"""
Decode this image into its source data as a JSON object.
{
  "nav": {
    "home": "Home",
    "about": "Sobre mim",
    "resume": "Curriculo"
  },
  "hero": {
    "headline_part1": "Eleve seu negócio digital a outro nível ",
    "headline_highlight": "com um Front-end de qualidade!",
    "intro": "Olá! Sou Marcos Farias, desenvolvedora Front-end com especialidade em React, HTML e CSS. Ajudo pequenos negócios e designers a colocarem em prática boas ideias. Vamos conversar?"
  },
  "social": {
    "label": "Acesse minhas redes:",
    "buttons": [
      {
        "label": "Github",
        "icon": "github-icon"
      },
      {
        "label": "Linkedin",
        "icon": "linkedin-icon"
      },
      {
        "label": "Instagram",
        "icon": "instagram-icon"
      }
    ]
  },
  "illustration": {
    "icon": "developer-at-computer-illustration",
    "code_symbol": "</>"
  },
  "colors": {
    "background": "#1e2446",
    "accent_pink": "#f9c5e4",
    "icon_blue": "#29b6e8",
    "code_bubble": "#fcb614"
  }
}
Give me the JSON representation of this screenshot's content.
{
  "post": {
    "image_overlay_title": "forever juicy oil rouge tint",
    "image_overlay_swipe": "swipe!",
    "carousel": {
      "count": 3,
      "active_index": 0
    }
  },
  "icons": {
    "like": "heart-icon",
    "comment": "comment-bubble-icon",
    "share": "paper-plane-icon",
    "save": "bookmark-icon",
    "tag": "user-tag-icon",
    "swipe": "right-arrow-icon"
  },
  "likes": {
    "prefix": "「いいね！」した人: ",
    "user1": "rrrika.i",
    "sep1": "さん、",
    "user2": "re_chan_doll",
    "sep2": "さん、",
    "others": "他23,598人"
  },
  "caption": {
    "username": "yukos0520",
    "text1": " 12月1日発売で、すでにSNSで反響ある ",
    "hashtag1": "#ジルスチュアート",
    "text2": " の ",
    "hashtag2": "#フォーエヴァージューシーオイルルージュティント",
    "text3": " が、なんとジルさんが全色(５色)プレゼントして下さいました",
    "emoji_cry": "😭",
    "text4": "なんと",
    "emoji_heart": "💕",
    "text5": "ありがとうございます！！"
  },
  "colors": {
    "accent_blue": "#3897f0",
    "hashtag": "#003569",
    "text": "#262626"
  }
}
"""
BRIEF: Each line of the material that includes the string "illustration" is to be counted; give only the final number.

EXPECTED ANSWER: 2